*Data in this exercise*:
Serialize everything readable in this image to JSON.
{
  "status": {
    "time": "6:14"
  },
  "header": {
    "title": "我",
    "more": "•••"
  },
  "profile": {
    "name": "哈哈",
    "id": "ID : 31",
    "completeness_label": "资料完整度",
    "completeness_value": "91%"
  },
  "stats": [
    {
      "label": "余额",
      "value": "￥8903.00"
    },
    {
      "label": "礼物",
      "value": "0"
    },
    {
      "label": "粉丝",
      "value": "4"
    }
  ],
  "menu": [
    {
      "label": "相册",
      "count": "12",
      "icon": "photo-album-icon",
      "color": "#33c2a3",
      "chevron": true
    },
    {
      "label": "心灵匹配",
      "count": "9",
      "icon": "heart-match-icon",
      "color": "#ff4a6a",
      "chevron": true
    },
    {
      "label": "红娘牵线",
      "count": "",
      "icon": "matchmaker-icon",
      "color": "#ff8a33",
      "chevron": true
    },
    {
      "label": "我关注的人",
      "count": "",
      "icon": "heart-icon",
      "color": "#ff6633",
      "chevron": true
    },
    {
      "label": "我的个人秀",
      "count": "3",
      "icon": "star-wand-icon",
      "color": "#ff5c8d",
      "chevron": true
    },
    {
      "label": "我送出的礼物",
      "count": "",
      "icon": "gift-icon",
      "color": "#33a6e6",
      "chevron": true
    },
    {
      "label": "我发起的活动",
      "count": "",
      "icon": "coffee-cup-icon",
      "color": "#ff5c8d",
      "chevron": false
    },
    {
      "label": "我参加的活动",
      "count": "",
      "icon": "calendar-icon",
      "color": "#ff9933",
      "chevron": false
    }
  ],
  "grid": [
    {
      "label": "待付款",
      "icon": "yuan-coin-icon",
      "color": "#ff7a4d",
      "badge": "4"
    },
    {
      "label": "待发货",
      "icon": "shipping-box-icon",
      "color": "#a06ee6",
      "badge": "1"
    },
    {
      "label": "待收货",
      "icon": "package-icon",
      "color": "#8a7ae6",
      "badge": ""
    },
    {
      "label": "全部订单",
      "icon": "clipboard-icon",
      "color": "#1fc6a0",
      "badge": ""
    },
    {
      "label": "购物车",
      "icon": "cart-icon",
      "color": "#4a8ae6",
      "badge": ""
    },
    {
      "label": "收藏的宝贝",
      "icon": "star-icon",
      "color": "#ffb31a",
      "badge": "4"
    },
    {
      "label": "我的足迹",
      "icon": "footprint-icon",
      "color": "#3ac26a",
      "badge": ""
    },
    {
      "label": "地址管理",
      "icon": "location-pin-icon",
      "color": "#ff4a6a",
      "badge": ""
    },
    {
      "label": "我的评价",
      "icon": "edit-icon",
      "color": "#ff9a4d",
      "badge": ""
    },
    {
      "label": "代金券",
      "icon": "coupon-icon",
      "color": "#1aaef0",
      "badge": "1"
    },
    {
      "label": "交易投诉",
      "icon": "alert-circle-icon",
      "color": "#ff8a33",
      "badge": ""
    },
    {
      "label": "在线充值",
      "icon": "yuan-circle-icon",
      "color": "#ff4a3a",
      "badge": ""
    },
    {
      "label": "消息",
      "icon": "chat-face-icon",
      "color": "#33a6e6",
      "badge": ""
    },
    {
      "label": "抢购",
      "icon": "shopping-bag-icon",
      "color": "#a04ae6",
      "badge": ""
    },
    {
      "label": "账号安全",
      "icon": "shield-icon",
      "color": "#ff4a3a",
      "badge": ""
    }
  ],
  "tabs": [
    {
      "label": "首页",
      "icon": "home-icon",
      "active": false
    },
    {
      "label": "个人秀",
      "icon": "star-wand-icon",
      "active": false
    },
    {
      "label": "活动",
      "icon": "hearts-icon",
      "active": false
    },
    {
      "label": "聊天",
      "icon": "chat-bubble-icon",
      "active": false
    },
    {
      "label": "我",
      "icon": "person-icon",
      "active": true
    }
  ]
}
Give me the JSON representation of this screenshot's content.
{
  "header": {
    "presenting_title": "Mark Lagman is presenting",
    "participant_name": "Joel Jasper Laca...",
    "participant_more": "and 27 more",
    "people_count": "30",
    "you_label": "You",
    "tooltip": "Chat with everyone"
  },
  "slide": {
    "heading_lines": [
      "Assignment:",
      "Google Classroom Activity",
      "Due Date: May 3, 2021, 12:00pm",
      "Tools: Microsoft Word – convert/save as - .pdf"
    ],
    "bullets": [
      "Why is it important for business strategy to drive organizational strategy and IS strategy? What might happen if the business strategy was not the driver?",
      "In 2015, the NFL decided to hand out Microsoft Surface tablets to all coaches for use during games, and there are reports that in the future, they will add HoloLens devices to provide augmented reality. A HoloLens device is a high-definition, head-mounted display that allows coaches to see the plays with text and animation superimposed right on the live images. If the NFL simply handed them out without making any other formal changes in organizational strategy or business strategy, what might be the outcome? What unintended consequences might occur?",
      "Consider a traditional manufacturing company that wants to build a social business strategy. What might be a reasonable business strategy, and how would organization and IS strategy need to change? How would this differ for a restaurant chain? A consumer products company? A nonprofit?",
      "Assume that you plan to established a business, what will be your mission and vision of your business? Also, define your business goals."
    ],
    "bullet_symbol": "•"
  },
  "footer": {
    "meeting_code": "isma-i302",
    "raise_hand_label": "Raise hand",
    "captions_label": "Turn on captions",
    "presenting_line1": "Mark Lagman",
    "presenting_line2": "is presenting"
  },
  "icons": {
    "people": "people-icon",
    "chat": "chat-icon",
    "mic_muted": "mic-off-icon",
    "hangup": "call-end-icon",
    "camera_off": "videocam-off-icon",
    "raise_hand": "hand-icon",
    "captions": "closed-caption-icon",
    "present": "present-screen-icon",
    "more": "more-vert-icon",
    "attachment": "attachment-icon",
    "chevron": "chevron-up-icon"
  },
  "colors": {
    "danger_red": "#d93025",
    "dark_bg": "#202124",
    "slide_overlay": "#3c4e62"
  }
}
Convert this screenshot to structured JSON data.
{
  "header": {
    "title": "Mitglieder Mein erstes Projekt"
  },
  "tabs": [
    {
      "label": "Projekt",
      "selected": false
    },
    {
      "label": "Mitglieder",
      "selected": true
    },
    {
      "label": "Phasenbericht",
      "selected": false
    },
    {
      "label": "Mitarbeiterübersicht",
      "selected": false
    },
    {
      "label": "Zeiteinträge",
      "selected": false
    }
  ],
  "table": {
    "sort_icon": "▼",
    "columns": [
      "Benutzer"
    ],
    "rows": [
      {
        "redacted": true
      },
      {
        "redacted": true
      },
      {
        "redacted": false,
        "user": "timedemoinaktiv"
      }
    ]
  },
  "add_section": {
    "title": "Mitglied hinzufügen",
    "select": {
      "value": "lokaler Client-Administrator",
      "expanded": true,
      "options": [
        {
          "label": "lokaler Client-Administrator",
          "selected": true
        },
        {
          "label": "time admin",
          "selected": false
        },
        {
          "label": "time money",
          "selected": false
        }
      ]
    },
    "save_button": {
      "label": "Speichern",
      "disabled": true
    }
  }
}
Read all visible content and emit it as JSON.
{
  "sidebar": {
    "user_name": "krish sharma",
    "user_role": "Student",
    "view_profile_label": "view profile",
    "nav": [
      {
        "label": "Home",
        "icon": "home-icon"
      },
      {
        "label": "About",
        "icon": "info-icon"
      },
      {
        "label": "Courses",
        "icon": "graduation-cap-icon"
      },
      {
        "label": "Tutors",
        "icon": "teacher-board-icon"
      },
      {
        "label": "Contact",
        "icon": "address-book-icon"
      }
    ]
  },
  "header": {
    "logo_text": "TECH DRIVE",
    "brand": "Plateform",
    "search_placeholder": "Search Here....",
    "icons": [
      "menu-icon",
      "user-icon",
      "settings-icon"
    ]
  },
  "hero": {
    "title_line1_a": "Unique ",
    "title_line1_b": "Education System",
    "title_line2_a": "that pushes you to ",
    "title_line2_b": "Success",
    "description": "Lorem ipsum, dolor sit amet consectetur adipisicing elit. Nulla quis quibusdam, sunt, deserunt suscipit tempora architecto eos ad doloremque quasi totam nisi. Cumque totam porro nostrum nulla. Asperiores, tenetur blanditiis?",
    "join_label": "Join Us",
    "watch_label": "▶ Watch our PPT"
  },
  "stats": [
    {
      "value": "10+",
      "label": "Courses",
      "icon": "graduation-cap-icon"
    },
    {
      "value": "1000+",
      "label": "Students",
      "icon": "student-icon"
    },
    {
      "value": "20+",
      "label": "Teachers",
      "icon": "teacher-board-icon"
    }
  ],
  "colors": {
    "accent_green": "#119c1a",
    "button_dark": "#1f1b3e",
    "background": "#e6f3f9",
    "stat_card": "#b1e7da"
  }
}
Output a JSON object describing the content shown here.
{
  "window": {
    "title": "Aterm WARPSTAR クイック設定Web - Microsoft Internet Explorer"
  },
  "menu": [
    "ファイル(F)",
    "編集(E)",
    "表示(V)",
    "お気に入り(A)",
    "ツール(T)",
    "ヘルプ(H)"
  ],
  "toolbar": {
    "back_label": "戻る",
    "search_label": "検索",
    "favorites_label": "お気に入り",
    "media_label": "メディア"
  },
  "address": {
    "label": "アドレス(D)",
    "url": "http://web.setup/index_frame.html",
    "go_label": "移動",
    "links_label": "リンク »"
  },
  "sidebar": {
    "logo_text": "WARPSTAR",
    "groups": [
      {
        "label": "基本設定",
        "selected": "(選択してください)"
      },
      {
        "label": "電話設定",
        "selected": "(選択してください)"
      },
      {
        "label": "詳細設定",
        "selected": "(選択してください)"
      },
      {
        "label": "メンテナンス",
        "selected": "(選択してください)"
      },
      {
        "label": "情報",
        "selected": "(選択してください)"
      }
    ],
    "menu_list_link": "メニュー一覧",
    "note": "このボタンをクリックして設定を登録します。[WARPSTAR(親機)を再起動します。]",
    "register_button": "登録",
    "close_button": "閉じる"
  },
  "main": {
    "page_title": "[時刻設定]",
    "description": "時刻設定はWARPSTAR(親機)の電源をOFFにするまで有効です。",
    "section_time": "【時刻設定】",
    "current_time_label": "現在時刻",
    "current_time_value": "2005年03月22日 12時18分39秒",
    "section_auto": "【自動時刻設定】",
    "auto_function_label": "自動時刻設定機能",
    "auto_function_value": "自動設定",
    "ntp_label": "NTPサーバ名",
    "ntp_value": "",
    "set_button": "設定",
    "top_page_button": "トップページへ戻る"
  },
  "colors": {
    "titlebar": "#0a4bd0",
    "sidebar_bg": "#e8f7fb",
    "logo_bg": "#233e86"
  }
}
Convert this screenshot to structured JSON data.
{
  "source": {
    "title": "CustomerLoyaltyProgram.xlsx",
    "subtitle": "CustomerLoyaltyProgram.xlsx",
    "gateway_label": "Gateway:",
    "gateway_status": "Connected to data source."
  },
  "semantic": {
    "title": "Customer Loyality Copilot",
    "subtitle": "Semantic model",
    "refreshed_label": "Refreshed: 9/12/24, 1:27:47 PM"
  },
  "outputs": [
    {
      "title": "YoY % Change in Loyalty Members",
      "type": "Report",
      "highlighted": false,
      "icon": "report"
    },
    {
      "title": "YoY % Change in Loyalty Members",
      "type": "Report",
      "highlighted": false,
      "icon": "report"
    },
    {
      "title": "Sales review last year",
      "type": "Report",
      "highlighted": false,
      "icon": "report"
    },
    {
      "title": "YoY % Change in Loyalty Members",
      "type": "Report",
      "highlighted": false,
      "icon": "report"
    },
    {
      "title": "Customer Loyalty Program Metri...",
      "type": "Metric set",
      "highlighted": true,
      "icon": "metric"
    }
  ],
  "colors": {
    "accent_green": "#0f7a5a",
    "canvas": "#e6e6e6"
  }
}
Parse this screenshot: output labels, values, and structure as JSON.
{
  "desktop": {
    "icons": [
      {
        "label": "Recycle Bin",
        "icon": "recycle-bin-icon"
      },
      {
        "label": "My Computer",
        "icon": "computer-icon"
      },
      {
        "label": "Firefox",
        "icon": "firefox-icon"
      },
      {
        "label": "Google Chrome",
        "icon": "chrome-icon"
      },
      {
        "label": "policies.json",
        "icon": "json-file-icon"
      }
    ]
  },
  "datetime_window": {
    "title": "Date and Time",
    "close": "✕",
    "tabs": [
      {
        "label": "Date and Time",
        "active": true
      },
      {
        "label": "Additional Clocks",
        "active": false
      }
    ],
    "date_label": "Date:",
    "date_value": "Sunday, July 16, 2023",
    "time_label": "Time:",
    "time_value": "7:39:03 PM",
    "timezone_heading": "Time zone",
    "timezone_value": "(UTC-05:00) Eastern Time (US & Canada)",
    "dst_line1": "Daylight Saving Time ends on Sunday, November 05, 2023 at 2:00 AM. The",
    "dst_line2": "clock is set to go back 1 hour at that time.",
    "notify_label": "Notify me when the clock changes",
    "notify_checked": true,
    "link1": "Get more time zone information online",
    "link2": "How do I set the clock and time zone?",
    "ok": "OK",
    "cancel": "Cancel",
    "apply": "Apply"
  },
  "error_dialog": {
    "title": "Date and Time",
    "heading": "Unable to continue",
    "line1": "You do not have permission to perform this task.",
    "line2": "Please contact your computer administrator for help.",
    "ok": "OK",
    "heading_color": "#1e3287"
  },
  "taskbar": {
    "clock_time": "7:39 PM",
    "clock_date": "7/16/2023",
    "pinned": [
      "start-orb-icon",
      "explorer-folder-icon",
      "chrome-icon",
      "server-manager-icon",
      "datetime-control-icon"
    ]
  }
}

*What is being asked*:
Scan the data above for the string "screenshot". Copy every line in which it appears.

*Solution to the problem*:
Give me the JSON representation of this screenshot's content.
Convert this screenshot to structured JSON data.
Convert this screenshot to structured JSON data.
Parse this screenshot: output labels, values, and structure as JSON.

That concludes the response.